▶ [BRIEF]
Select and copy out every line in the records containing "subtitle".
━━━━━ THE DATA ━━━━━
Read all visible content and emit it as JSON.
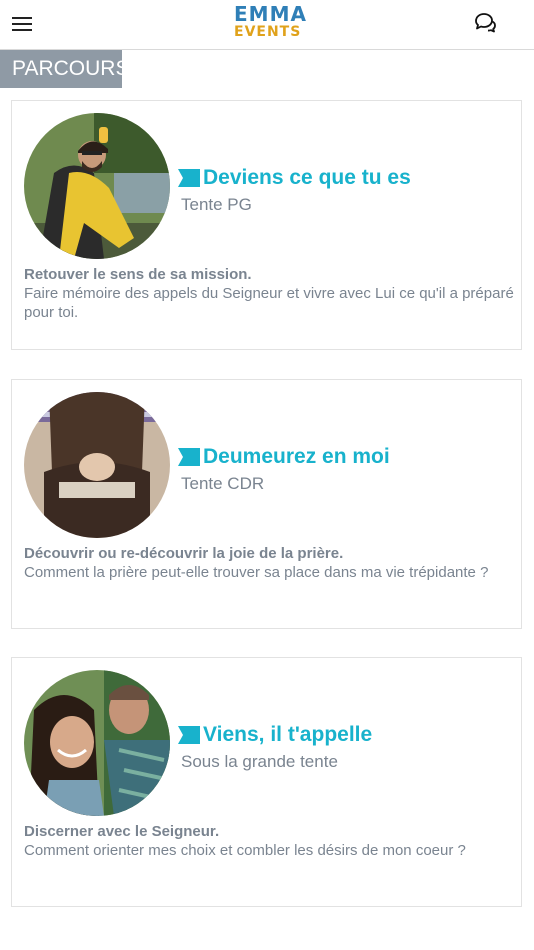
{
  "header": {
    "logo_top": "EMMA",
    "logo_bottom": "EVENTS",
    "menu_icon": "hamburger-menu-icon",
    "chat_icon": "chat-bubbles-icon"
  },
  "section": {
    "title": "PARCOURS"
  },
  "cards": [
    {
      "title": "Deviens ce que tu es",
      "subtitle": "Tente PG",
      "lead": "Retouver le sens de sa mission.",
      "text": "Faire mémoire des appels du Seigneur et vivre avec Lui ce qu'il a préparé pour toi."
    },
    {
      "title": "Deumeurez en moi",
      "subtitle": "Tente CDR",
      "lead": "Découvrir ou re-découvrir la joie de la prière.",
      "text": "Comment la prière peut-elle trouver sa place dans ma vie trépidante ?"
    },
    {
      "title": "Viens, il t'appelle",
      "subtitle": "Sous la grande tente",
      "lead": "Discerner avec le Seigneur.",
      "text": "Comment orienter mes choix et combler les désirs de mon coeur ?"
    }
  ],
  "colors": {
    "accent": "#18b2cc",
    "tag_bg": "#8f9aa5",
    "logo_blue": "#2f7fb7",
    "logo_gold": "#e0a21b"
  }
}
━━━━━
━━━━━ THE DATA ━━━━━
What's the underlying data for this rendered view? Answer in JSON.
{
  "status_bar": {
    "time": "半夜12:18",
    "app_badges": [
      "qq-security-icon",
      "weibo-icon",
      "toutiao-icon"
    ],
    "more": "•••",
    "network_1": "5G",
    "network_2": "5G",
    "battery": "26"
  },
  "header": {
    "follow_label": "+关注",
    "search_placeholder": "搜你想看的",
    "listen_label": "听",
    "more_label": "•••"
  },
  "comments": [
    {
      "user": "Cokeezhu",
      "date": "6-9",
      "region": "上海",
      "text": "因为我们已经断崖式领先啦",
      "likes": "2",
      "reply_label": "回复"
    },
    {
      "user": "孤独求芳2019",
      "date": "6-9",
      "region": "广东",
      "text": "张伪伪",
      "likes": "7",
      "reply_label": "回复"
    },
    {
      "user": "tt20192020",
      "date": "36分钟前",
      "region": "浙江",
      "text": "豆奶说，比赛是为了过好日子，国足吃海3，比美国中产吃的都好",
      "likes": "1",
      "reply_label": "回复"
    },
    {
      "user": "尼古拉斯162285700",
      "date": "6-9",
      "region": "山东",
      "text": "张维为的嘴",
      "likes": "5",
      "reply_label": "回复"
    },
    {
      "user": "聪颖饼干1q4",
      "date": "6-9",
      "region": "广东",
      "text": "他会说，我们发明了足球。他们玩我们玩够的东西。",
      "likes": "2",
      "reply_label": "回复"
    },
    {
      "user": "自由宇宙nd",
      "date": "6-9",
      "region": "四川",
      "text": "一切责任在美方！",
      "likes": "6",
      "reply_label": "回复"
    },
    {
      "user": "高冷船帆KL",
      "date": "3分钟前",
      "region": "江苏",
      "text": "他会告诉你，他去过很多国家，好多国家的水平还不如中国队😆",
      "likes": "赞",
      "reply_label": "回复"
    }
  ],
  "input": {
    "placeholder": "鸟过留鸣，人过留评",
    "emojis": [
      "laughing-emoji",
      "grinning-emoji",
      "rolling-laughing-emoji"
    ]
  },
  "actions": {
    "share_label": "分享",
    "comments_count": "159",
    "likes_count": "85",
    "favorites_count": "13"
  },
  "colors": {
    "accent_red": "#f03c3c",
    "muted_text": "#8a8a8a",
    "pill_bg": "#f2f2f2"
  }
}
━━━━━
▶ [RESULT BELOW]
      "subtitle": "Tente PG",
      "subtitle": "Tente CDR",
      "subtitle": "Sous la grande tente",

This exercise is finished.